The Nintendo can easily display 256 different 8x8 background tiles fetched from a cartridge. One could use 240 such tiles to draw e.g. a 128x120 bitmap while still having a few left over to decorate the edges, and if the cartridge fetches tile data from RAM, the content of those tiles could be updated under program control. This approach would be workable for a game like Qix, which doesn't update very much content every frame, but unworkable for Elite, where each animation frame is drawn "from scratch".
European (PAL) NES consoles only allow graphics memory to be accessed during about 20% of each frame time. That may not sound like much, but it's three times the amount of time available in North American (NTSC) consoles. This isn't enough a big enough fraction of the time to load entire bitmaps for every animation frame while achieving a decent frame rate, but it is is enough that if the system determines which tiles have meaningful picture content, it will only need a few video frames to load the data for those tiles into graphics memory. There are many additional complications, but the chief take-away is that the PAL vertical blank is long enough to make such things practical.

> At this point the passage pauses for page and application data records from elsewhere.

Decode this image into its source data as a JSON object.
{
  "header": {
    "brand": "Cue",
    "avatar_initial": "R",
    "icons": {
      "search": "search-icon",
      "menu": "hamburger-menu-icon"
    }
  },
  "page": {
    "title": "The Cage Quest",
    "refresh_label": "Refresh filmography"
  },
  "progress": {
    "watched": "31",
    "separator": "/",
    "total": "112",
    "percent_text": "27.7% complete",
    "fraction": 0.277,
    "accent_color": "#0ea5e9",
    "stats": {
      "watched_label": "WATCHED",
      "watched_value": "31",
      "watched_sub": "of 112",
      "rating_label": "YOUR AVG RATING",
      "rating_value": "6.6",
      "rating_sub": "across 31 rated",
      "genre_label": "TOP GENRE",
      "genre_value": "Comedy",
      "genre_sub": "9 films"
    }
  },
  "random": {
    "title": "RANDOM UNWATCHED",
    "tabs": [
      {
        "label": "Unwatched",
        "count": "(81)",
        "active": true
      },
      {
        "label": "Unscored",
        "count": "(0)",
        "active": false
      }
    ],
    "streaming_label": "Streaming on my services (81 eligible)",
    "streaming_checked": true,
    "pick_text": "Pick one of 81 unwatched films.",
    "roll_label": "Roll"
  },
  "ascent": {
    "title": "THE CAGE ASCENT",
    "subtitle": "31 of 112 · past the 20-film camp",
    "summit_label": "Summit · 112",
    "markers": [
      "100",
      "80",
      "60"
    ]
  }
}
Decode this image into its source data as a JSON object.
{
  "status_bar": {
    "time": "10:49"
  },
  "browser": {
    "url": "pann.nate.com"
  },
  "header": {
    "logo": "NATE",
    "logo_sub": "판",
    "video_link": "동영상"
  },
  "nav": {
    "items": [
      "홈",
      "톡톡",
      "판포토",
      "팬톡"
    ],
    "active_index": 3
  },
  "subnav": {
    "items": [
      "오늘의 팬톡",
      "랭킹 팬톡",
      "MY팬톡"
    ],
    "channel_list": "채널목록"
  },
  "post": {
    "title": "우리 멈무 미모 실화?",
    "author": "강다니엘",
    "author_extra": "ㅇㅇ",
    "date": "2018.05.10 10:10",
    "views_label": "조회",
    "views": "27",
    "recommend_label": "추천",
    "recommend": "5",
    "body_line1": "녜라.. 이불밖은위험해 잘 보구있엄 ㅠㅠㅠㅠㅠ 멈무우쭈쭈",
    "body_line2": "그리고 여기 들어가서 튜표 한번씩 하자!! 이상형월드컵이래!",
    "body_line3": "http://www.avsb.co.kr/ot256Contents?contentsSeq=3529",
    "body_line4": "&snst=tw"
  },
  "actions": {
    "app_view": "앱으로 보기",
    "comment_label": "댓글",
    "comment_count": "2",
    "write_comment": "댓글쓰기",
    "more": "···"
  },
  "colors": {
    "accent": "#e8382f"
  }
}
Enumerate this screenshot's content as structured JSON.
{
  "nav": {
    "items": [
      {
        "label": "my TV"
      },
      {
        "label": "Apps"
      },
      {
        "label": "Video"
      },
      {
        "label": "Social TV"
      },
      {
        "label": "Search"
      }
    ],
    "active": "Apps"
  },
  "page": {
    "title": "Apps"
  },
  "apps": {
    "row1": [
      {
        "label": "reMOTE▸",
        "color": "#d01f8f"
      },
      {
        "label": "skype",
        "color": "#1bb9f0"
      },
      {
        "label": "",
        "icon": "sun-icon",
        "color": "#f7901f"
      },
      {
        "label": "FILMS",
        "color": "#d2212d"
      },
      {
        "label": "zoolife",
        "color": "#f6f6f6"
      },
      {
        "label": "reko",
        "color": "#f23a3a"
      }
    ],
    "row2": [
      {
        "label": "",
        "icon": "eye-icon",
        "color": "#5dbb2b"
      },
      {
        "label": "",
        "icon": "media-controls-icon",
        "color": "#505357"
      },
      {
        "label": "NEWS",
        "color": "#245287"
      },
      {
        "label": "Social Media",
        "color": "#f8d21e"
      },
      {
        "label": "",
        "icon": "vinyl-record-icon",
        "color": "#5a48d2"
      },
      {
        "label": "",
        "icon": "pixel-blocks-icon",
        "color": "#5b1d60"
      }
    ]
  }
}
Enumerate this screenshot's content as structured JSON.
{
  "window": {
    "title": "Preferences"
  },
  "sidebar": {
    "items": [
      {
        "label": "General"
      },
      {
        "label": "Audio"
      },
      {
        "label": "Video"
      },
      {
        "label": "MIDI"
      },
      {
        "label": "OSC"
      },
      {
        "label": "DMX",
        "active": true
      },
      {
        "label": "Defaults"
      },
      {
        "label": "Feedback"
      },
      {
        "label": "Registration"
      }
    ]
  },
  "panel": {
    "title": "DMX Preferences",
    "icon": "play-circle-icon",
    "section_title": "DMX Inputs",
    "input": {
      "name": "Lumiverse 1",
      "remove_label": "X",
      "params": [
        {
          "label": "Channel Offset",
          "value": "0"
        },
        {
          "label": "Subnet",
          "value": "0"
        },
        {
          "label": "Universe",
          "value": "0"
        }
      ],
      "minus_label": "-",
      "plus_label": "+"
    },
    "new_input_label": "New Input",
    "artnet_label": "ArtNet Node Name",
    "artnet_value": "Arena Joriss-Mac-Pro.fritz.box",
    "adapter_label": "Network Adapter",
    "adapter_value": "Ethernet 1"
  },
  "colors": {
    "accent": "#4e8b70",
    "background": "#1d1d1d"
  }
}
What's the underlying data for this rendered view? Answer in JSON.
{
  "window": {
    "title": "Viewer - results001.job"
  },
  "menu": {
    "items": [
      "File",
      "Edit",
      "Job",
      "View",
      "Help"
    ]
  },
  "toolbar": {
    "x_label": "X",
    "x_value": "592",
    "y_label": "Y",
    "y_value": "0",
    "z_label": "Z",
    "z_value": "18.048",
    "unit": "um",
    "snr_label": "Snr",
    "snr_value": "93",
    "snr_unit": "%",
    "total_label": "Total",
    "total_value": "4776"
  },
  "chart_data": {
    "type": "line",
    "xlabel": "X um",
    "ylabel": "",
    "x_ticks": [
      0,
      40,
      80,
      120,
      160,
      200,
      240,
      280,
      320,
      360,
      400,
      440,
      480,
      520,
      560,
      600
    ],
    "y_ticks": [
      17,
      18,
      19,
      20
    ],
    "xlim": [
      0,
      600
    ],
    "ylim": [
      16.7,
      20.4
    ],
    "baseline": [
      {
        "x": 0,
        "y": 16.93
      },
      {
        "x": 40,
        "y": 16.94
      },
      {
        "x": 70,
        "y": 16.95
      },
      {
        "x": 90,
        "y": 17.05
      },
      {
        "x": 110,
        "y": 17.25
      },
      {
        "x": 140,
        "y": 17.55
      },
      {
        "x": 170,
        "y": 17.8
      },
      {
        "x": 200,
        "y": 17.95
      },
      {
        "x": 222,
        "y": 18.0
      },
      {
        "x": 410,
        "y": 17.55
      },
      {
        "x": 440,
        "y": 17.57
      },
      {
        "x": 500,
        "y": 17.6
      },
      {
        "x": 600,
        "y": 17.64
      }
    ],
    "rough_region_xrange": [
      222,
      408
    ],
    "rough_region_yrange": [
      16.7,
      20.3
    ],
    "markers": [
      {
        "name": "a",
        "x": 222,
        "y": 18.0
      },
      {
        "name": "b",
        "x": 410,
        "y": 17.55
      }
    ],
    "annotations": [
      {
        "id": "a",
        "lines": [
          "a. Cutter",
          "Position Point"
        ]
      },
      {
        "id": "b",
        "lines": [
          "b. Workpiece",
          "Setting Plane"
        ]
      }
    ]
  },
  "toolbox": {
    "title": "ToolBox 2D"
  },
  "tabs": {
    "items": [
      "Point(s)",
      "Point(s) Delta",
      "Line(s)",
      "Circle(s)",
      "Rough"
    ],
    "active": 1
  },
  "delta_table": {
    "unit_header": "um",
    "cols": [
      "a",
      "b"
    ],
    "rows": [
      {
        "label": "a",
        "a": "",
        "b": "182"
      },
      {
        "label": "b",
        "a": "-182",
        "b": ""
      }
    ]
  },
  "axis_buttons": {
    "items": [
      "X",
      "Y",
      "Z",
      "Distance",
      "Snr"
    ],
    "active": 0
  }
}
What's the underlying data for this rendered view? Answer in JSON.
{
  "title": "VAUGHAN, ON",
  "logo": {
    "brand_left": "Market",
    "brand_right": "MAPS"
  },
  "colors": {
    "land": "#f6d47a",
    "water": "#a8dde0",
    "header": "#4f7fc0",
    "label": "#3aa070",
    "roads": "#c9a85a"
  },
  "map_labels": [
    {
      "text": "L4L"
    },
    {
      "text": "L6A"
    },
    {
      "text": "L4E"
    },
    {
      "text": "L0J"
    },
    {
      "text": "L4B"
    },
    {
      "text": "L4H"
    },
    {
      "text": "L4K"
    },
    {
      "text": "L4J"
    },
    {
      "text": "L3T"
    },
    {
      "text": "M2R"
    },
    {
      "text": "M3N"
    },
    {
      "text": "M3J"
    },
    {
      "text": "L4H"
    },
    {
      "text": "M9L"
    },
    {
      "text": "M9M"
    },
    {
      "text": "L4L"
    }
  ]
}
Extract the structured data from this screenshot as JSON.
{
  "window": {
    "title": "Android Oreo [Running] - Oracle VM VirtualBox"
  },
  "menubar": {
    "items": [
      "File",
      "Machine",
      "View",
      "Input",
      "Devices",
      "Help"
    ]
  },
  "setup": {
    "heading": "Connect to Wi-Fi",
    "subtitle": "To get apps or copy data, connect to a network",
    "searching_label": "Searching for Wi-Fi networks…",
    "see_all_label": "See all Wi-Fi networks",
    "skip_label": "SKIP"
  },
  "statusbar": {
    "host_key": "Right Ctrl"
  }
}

Unfortunately, because the NTSC vertical blank is much shorter (about 7% of the frame) it's unlikely games like Elite will be adaptable to North American consoles.